3) Roy Emerson – 12 Grand Slams: The Australian, Emerson, was another fantastic player with a great career who also achieved the Career Slam. Emerson delighted his home country by winning the Australian Open 6 times, the French Open 2 times, Wimbledon twice and the US Open on two occasions. He held the record for the most Grand Slams for 33 years until Sampras surpassed him in 2000 at Wimbledon, where Emerson was present to congratulate the American on his achievement.
4) Rod Laver – 11 Grand Slams – Despite having won 11 Grand Slams during his career, Laver was never the world No.1 and his highest ranking was No.3. Laver was another Australian who proudly flew the flag for his country and achieved the Career Slam. The left-handed 5’8” player proved that being shorter than the average player did not make him ,lack in power and strength as he heavily dominated tennis during the 1960s. Laver delighted his home crowd when he won the Australian Open 3 times in 1960, 1962, 1969. Proving that it was not just the home support that got him through the majors, Laver won the French Open twice, Wimbledon 4 times and the US Open on two occasions.
5) Björn Borg – 11 Grand Slams: Last year Björn Borg looked on as Rafael Nadal equalized the Swedes record of 6 Grand Slam wins at Roland Garros in 2011, a record which many did not think would be reached in an era so heavily dominated by Roger Federer – but it was Nadal who broke through to match Borg’s record.
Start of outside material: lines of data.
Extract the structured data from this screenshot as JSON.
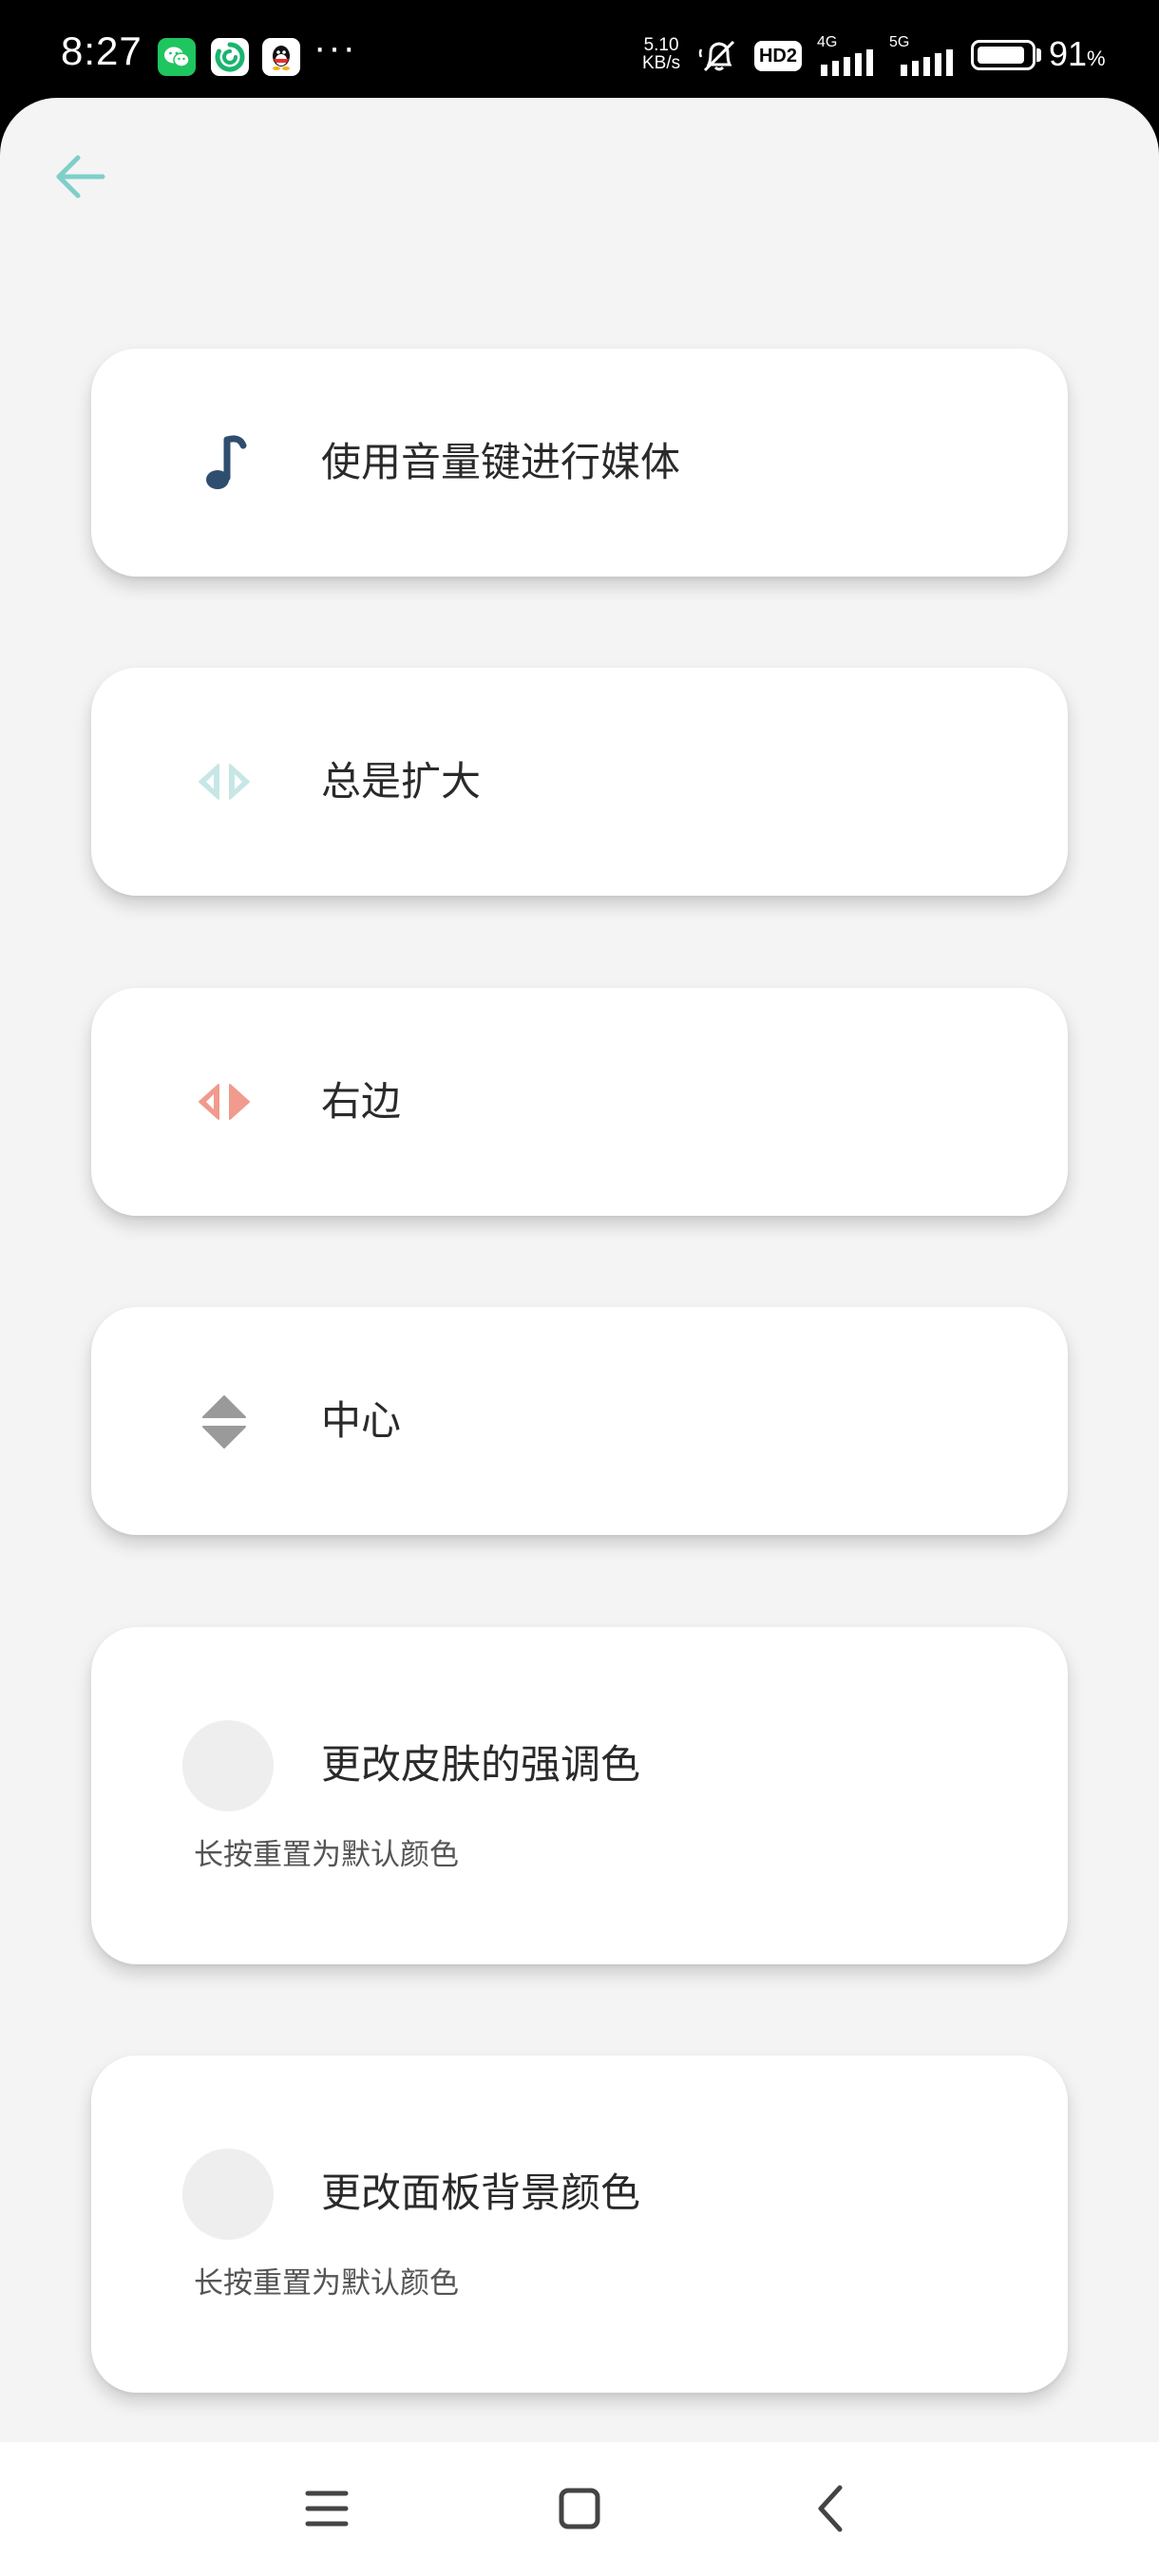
{
  "status_bar": {
    "time": "8:27",
    "apps": [
      "wechat-icon",
      "browser-icon",
      "qq-icon"
    ],
    "more": "···",
    "speed_value": "5.10",
    "speed_unit": "KB/s",
    "hd_label": "HD2",
    "net_4g": "4G",
    "net_5g": "5G",
    "battery_percent": 91,
    "battery_text": "91",
    "battery_unit": "%"
  },
  "toolbar": {
    "back_icon": "arrow-left-icon",
    "accent_color": "#7fcfc9"
  },
  "settings": [
    {
      "id": "media",
      "label": "使用音量键进行媒体",
      "icon": "music-note-icon",
      "icon_color": "#2f4d6f"
    },
    {
      "id": "expand",
      "label": "总是扩大",
      "icon": "horizontal-arrows-icon",
      "icon_color": "#c7e6e6"
    },
    {
      "id": "side",
      "label": "右边",
      "icon": "side-arrows-icon",
      "icon_color": "#f19a8e"
    },
    {
      "id": "center",
      "label": "中心",
      "icon": "vertical-arrows-icon",
      "icon_color": "#9a9a9a"
    }
  ],
  "color_options": [
    {
      "id": "accent",
      "label": "更改皮肤的强调色",
      "hint": "长按重置为默认颜色",
      "swatch_color": "#eeeeee"
    },
    {
      "id": "panel_bg",
      "label": "更改面板背景颜色",
      "hint": "长按重置为默认颜色",
      "swatch_color": "#eeeeee"
    }
  ],
  "nav_bar": {
    "buttons": [
      "menu-icon",
      "home-icon",
      "back-icon"
    ],
    "icon_color": "#444444"
  }
}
Borg retired at 26 years old during the peak of his career and who knows how many more Grand Slams he may have won at Roland Garros or indeed at the other Slams? As much of a dominance as he had on clay, Borg also demonstrated his supremacy at SW19, on the green grass of Wimbledon. Borg lifted the trophy at the All England Club 5 times, but was never victorious at the Australian Open and US Open.
6) Rafael Nadal – 11 Grand Slams: On Monday Rafael Nadal equaled his number of Grand Slams with Borg, Laver and Emerson after making history by lifting the trophy in Paris for the 7th time at Roland Garros – a feat which no man has ever achieved before. Nadal has worked hard during his career to prove that he is an all round player, one that can to adapt to every surface after also completing the Career Slam. He has won the Australian Open and the US Open once and Wimbledon twice. The Spaniard is still only 26 years old after celebrating his birthday in Paris and providing he stays healthy, he has many more years still left ahead of him. Who knows how many more Grand Slams the man from Manacor might win, not just at Roland Garros but on the hard courts of the Australian open and US Open, but also at Wimbledon? Is he going to be the man to top Roger Federer’s record or will he be able to match the records of Emerson and Sampras above him?